» WORK TO BE COMPLETED:
Lines below that include "font" are the answer; copy each one.

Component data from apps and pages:
********************

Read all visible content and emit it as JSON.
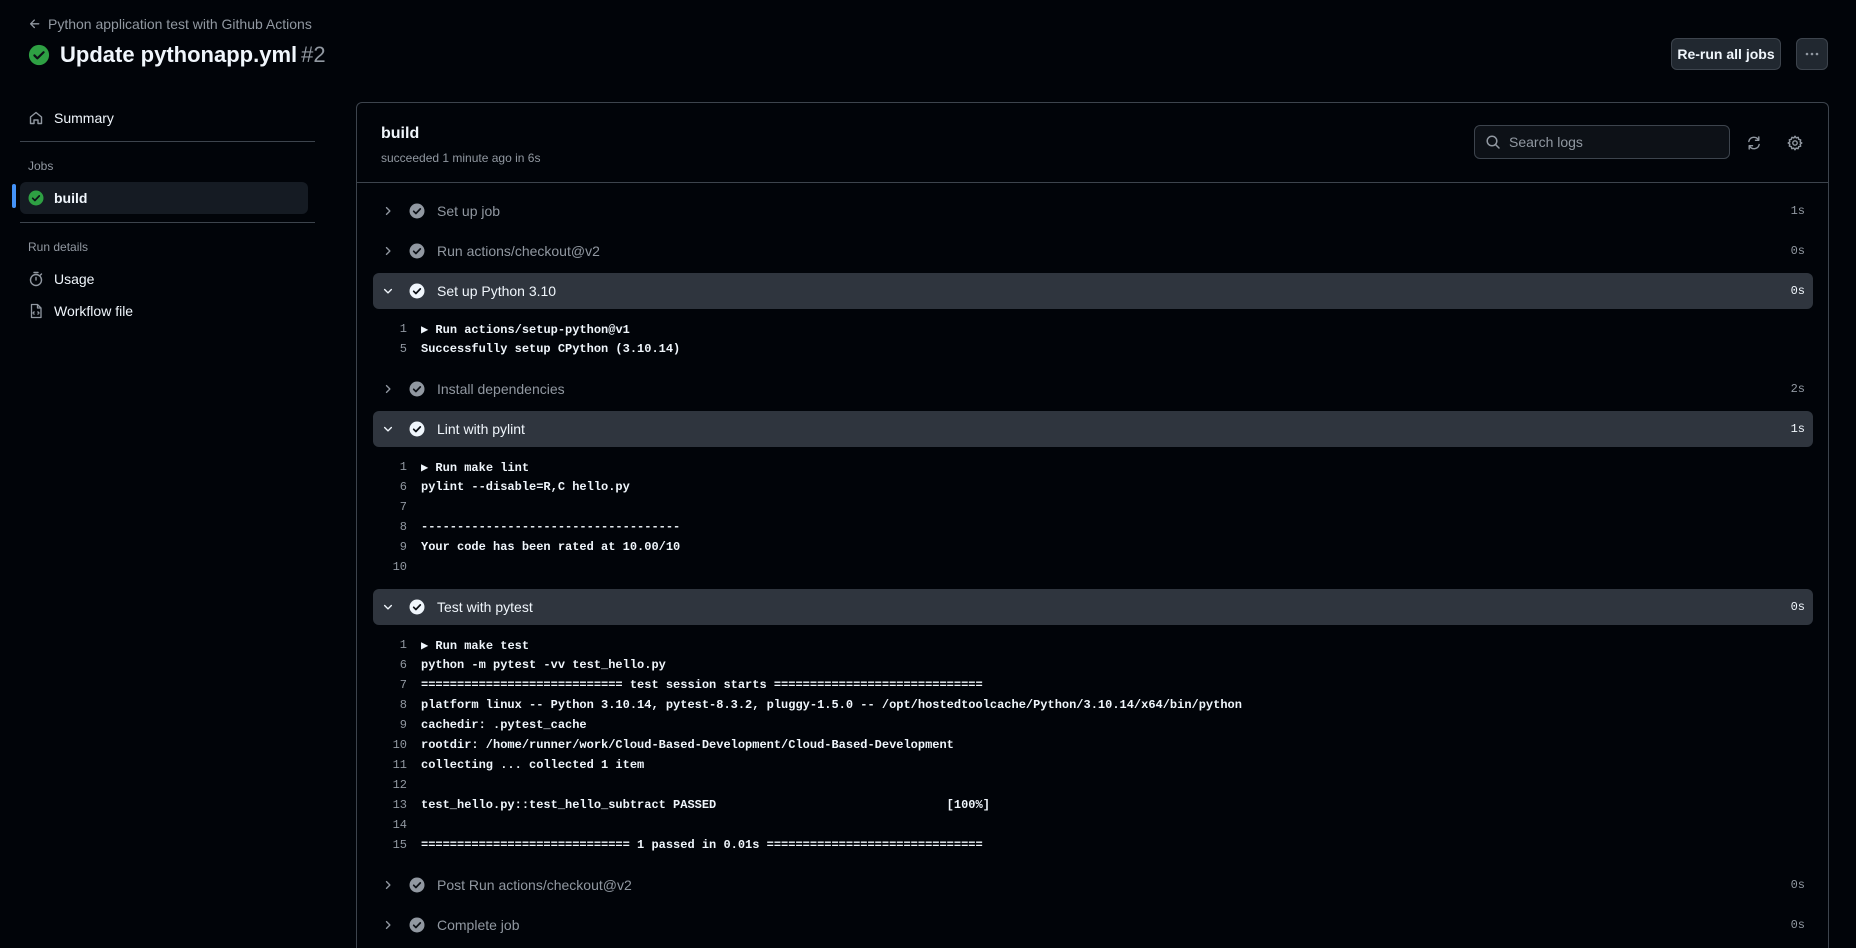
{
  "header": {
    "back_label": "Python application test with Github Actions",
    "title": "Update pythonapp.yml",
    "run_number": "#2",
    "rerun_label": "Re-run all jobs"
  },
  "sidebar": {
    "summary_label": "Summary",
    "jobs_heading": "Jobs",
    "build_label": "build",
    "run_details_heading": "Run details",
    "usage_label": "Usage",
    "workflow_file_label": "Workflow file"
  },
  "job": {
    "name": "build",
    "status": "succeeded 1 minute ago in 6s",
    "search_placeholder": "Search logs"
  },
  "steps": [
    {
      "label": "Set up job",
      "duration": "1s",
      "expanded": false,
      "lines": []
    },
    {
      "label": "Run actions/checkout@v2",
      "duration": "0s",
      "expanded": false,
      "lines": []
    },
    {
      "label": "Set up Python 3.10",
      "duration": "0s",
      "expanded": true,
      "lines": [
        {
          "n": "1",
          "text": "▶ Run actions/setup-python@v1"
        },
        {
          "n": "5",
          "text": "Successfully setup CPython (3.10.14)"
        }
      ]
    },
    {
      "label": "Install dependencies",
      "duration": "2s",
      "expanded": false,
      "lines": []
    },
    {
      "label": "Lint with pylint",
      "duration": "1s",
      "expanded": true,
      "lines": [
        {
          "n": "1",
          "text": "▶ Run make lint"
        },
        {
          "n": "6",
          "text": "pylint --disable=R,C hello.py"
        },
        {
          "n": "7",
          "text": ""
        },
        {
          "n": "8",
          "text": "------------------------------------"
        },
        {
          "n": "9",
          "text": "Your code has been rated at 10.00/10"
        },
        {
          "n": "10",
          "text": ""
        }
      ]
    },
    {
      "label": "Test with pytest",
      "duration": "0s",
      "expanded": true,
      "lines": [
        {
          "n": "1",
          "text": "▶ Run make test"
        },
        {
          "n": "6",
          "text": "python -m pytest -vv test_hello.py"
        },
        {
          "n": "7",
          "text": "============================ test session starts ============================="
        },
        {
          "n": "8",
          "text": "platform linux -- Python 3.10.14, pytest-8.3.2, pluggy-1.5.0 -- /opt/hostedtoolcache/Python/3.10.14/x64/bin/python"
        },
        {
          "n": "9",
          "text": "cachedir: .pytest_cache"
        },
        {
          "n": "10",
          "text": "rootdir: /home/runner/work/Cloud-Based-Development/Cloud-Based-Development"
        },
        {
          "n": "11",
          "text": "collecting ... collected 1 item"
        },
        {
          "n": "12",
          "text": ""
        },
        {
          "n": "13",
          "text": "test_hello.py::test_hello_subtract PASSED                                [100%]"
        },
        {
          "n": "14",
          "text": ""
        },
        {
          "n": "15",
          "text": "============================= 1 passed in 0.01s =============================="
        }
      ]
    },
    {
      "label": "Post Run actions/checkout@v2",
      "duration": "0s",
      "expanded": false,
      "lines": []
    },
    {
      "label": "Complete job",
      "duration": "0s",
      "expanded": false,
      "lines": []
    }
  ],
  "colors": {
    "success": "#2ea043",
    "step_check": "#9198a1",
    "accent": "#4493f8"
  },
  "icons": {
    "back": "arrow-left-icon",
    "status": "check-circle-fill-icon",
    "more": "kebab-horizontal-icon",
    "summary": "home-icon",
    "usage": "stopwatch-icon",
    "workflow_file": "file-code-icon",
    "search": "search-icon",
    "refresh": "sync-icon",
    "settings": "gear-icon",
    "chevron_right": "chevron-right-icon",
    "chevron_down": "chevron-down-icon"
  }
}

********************

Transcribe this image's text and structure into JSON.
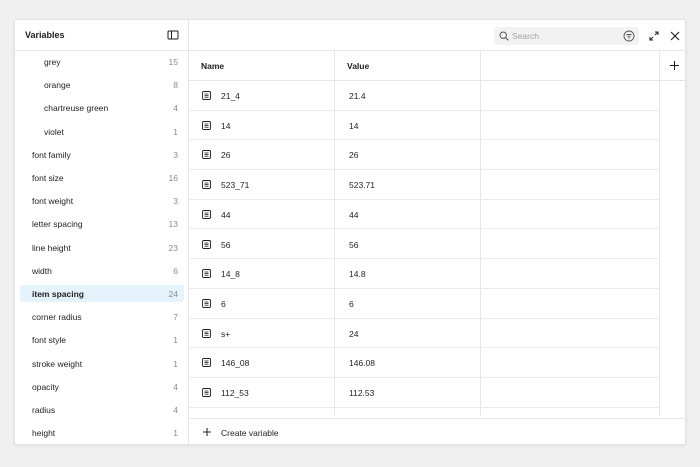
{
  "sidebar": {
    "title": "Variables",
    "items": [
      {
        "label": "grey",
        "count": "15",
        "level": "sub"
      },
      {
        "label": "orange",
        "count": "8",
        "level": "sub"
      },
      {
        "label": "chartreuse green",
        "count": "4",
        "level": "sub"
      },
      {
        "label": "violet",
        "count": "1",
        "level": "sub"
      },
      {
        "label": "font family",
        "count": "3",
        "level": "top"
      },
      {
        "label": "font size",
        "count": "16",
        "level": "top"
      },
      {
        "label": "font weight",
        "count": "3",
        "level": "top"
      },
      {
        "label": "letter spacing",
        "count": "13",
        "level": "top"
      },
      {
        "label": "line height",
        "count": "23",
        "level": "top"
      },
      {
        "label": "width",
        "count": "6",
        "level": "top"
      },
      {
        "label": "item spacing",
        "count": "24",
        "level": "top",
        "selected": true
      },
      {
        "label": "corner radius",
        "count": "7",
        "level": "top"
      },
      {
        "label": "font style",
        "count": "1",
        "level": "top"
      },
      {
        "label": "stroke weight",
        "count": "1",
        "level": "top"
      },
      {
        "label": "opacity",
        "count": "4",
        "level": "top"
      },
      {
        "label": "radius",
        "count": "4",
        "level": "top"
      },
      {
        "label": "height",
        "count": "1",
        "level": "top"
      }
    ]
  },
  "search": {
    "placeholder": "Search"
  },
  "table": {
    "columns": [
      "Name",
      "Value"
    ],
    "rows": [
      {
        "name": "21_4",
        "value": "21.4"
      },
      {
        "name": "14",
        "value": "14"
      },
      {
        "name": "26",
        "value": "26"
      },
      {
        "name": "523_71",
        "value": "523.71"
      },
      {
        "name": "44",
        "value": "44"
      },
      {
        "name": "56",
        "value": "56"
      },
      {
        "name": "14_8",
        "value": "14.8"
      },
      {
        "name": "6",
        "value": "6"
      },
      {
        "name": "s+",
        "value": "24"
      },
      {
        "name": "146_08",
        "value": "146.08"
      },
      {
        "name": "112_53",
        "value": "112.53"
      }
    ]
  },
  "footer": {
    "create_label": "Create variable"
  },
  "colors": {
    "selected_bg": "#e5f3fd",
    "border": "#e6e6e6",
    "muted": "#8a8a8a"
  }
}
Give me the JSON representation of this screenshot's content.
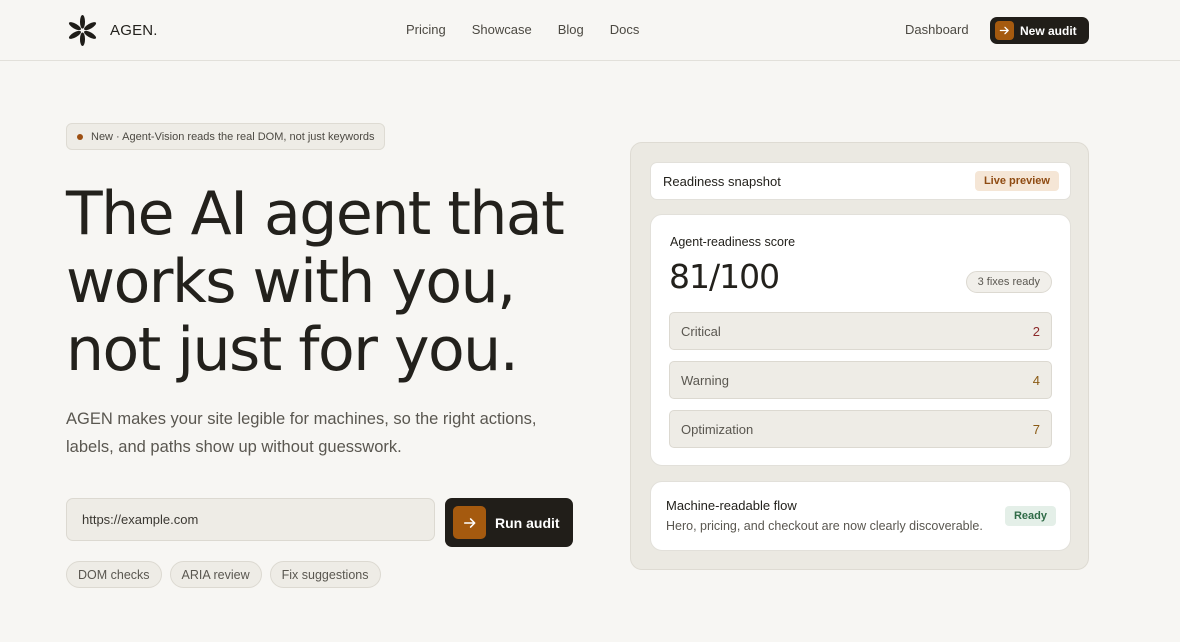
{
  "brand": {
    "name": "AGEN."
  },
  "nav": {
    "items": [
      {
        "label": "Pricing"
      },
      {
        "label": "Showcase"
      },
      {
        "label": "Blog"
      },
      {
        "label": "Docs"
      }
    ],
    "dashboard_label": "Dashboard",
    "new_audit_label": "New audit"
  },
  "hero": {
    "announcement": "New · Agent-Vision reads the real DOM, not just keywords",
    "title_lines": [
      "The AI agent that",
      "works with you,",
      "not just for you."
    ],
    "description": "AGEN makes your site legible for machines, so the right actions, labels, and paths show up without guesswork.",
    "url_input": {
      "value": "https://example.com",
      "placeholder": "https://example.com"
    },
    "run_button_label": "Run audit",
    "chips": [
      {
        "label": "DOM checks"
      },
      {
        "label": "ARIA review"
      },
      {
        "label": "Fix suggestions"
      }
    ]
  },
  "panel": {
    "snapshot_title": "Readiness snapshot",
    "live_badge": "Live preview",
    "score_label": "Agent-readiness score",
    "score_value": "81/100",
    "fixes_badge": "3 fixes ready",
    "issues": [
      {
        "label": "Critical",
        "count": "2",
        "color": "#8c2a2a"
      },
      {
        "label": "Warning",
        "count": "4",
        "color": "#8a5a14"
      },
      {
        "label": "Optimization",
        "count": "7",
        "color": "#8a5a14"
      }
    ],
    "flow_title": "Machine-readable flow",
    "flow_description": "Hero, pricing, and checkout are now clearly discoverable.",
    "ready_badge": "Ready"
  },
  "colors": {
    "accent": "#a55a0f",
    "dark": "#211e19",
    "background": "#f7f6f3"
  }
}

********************

» RESULT OF THIS TASK:
        "label": "font family",
        "label": "font size",
        "label": "font weight",
        "label": "font style",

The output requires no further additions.